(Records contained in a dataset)
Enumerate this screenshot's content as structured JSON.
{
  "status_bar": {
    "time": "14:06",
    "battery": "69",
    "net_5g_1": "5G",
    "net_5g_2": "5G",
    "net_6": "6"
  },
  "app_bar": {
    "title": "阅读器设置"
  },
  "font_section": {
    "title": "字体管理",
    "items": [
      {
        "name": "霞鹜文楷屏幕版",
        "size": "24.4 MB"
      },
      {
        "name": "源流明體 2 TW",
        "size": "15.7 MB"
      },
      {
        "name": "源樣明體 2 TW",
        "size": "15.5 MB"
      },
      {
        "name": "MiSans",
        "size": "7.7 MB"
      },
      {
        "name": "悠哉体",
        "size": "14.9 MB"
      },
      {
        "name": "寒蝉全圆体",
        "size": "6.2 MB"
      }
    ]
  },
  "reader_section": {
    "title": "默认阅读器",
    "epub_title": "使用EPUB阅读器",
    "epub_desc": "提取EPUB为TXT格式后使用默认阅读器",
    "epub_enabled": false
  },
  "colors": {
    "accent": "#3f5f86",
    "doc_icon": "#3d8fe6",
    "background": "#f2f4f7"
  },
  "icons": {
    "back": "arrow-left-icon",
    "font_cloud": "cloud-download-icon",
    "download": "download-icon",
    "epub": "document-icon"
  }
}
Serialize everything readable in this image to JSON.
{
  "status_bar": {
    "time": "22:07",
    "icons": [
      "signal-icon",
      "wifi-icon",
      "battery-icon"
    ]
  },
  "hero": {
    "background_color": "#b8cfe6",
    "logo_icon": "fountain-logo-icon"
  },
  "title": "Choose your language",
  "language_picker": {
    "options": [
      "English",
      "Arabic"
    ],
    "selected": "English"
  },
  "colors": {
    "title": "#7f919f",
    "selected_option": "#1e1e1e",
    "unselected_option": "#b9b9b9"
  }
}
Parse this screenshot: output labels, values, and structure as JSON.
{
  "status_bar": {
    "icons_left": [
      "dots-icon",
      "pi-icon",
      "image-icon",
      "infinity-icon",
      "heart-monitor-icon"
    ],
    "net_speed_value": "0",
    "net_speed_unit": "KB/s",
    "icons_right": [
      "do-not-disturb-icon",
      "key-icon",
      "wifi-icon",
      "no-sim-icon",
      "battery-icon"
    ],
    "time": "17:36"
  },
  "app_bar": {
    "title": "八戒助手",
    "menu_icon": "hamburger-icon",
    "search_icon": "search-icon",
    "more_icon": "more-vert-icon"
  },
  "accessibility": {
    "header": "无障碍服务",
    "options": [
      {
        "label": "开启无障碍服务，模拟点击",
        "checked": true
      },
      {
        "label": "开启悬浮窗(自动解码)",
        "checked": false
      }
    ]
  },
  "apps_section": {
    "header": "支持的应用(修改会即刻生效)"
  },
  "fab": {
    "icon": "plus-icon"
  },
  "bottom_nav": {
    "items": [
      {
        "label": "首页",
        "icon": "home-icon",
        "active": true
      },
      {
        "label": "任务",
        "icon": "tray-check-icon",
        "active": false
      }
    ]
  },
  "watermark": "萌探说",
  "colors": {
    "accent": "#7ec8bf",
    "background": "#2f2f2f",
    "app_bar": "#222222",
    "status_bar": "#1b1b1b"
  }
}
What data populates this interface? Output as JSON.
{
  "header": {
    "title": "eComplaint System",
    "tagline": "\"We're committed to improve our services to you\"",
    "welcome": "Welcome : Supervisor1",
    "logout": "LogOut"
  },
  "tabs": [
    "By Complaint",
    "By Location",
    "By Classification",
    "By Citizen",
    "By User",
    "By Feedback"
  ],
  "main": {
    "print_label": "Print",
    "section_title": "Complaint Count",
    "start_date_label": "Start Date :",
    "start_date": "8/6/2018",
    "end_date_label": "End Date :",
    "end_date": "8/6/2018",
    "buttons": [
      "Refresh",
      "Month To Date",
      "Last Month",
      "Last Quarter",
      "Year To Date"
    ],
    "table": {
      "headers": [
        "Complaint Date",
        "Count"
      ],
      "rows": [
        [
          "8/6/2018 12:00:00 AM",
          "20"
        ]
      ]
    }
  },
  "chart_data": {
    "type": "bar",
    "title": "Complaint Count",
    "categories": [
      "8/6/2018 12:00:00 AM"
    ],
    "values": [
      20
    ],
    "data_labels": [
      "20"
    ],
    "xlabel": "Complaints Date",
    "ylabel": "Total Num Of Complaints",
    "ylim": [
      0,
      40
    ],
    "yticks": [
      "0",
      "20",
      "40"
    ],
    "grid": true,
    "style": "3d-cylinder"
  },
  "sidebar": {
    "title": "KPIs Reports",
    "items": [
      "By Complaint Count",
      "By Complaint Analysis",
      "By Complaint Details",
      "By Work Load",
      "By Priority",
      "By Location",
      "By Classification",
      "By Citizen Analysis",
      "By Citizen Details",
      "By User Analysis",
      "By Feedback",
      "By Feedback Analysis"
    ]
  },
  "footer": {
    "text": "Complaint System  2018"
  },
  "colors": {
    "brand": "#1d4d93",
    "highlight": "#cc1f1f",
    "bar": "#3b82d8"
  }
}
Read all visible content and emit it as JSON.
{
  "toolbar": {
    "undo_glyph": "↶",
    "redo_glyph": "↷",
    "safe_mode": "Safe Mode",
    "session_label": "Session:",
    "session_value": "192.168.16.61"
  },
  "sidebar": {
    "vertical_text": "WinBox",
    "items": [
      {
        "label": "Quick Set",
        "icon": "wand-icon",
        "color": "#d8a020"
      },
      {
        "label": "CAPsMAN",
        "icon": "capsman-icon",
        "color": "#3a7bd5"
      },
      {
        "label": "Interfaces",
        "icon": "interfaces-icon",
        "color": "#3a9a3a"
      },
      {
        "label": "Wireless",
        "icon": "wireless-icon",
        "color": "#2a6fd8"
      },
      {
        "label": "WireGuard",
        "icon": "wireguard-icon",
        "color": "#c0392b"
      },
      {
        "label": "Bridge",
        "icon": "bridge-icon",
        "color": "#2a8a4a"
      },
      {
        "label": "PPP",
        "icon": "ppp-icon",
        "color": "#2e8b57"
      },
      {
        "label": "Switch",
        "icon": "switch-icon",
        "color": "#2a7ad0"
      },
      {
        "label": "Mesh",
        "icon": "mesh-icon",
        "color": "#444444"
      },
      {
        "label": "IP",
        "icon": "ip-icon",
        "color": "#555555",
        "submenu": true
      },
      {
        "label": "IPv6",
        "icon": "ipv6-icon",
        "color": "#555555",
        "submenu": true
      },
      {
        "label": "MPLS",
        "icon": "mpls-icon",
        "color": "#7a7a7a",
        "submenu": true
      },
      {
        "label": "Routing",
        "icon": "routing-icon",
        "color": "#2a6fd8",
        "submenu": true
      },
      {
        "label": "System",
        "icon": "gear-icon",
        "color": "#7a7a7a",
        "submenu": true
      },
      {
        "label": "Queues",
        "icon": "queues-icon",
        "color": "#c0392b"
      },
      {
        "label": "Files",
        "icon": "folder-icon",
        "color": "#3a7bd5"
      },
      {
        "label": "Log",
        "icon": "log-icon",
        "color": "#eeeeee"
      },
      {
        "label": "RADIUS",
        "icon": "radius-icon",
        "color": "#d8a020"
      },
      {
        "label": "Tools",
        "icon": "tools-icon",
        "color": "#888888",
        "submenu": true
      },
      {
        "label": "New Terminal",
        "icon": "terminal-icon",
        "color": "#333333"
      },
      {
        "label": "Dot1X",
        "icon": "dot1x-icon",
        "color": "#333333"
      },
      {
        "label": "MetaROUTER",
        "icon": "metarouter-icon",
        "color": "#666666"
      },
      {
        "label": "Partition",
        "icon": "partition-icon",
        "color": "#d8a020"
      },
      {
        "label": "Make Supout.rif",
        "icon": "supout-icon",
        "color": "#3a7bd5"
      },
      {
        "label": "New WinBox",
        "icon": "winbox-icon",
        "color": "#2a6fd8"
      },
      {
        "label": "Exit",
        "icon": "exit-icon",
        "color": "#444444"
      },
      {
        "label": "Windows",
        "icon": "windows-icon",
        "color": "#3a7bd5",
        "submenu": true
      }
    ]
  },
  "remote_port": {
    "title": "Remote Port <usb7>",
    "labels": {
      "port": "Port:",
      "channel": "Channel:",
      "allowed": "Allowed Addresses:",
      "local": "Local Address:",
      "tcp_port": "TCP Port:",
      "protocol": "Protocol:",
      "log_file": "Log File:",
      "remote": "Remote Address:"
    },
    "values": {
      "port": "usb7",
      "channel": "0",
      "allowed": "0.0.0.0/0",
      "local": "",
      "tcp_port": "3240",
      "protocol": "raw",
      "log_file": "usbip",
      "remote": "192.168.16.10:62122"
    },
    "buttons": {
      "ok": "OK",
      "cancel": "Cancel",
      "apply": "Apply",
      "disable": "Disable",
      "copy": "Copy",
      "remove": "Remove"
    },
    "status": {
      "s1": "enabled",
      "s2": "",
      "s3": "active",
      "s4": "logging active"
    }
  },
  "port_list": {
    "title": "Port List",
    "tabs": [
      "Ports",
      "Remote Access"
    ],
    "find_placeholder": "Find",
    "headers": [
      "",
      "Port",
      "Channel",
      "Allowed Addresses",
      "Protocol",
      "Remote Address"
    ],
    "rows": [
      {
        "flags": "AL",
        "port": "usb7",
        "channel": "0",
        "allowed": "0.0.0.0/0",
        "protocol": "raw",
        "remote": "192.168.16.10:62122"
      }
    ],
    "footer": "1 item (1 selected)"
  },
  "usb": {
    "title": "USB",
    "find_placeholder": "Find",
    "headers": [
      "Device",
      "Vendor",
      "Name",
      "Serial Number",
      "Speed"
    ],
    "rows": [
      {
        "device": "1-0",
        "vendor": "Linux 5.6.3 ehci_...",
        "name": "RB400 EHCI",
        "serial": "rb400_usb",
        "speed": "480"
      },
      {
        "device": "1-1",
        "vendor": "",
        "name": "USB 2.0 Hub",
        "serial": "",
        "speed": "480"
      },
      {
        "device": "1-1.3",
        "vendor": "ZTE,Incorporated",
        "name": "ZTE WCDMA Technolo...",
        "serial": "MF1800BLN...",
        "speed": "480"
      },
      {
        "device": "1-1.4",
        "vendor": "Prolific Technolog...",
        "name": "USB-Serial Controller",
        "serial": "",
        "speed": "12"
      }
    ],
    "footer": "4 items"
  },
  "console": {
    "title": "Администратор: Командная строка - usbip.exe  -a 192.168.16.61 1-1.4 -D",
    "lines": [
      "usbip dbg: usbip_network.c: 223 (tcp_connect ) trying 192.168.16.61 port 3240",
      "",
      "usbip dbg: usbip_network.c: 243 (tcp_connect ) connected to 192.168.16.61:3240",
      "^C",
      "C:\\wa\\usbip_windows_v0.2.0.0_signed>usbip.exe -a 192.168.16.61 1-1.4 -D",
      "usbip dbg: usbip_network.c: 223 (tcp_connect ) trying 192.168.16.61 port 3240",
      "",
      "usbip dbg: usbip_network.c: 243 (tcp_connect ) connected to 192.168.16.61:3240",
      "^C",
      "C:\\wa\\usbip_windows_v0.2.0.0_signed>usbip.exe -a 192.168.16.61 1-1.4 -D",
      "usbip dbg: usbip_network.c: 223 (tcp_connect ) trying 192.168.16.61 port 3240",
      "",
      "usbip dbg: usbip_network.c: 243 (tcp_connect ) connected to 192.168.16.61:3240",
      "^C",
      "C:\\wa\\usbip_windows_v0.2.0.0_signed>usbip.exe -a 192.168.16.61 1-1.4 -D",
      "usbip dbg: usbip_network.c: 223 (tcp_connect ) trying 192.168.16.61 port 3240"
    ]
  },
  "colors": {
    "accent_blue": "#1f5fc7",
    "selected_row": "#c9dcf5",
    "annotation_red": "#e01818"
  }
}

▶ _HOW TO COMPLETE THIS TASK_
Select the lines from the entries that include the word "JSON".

▶ _OUTPUT OF THE TASK_
Enumerate this screenshot's content as structured JSON.
Serialize everything readable in this image to JSON.
Parse this screenshot: output labels, values, and structure as JSON.
What data populates this interface? Output as JSON.
Read all visible content and emit it as JSON.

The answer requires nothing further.